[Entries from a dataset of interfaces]
___

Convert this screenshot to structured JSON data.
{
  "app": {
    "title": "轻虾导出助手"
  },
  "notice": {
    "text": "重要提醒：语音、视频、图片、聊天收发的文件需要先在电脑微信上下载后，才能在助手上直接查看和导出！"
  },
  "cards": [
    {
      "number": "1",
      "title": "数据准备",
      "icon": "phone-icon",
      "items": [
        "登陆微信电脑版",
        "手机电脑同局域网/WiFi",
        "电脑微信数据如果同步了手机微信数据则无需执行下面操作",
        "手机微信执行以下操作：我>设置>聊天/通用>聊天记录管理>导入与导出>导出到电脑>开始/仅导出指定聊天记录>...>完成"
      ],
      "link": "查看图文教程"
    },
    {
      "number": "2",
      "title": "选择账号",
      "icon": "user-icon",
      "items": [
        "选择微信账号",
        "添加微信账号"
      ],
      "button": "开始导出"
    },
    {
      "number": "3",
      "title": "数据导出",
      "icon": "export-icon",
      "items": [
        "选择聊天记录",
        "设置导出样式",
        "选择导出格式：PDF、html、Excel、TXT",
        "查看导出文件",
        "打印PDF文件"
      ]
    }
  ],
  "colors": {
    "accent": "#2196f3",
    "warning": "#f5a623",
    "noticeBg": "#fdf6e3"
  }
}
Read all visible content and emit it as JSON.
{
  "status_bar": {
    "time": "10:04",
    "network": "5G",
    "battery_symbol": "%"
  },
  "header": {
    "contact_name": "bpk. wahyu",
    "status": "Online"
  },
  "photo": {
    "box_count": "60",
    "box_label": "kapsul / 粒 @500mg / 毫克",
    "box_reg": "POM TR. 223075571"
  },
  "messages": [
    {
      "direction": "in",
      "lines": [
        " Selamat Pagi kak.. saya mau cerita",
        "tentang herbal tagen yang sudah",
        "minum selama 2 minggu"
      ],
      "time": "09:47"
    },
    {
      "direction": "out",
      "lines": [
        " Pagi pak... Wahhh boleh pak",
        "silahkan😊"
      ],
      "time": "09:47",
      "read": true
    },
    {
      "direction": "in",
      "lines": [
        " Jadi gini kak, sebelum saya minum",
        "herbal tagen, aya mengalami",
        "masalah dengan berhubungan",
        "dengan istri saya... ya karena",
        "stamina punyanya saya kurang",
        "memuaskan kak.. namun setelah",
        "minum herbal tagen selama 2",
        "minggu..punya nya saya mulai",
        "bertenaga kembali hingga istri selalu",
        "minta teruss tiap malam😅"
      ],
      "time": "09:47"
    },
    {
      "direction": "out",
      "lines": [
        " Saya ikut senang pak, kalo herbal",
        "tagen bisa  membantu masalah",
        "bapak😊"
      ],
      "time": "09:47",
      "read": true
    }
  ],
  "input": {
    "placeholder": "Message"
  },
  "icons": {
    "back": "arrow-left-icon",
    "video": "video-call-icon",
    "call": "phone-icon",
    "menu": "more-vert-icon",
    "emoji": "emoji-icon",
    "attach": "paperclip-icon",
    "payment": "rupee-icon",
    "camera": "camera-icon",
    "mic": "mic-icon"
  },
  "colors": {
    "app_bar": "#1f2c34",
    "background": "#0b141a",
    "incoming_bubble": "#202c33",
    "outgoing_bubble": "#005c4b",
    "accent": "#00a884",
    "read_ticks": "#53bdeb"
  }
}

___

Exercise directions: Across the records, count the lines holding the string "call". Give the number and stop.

Answer below: 2